## TASK DESCRIPTION
Determine the number of lines in the following entries that hold the word "title". Give only that number.

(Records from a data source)

======

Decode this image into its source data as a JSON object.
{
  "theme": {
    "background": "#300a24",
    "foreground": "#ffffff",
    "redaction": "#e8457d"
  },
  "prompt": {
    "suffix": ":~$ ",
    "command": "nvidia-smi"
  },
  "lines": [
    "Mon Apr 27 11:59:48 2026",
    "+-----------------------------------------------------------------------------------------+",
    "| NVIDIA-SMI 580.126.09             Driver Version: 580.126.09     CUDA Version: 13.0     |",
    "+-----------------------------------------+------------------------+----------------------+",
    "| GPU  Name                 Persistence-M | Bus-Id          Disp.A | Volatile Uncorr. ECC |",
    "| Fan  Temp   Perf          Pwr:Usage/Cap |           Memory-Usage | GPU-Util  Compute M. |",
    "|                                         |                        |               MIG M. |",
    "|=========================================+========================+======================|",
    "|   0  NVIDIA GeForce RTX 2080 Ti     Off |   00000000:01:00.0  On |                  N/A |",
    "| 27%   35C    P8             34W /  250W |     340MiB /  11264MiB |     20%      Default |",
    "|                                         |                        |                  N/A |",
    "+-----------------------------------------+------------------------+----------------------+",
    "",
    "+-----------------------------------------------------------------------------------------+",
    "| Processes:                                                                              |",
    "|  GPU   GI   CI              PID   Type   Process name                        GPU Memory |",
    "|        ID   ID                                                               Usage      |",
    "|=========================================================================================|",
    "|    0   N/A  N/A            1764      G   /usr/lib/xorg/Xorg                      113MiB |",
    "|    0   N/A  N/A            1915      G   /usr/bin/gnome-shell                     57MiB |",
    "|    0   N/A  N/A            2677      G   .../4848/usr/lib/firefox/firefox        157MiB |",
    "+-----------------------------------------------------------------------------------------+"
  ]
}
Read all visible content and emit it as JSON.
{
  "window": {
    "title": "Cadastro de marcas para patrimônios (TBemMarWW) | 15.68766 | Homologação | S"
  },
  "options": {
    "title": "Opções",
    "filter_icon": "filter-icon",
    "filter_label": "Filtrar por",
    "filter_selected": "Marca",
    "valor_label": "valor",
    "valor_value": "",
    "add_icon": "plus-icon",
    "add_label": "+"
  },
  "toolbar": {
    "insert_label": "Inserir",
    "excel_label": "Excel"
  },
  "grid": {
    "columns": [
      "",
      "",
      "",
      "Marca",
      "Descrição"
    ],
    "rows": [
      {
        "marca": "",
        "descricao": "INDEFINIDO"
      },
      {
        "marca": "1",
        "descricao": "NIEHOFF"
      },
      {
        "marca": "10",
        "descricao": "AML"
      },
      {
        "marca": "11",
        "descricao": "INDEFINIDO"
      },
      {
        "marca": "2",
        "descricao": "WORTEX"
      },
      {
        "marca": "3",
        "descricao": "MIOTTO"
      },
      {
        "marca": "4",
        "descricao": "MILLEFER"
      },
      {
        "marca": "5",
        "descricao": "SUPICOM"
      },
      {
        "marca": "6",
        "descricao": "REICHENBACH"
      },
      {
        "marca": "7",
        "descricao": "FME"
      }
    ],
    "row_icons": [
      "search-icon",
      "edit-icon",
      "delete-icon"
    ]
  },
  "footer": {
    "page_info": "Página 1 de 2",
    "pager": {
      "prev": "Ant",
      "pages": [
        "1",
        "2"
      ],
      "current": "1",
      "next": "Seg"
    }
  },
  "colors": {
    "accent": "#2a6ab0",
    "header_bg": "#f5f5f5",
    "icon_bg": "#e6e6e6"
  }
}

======

## PROBLEM SOLUTION
2